• Task directions: Where does the word "true" show up in the data? Please find each such line and copy it.
━━ Input data
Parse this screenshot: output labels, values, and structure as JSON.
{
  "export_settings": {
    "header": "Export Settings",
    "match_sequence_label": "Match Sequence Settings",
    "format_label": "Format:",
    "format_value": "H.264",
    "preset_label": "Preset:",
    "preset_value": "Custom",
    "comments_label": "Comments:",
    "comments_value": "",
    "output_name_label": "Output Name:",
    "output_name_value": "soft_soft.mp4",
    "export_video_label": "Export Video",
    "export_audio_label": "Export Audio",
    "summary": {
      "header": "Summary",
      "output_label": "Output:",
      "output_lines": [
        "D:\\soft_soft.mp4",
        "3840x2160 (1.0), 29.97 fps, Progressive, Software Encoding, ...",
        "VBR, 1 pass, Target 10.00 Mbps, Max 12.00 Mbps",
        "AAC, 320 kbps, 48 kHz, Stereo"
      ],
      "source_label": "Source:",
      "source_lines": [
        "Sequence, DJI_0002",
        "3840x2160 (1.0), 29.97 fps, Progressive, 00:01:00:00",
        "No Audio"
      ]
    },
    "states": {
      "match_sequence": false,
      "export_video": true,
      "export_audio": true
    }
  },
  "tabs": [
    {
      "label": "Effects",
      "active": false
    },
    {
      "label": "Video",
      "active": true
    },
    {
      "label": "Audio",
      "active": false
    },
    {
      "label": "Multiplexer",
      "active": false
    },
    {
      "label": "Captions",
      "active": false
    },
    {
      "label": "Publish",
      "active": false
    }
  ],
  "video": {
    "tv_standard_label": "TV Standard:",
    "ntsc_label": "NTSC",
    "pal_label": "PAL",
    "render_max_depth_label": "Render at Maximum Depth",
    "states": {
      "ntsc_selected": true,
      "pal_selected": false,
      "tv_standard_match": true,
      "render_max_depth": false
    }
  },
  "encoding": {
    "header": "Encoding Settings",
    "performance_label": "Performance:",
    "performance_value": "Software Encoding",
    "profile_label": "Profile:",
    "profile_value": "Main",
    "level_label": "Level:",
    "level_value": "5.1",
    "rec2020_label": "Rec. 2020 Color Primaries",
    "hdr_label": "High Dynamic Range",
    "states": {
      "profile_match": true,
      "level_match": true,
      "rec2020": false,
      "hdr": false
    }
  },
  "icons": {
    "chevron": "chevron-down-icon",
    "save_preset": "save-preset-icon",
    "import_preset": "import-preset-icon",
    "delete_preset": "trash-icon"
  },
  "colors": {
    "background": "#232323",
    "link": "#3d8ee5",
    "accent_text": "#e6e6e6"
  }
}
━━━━
• Reply:
      "export_video": true,
      "export_audio": true
      "active": true
      "ntsc_selected": true,
      "tv_standard_match": true,
      "profile_match": true,
      "level_match": true,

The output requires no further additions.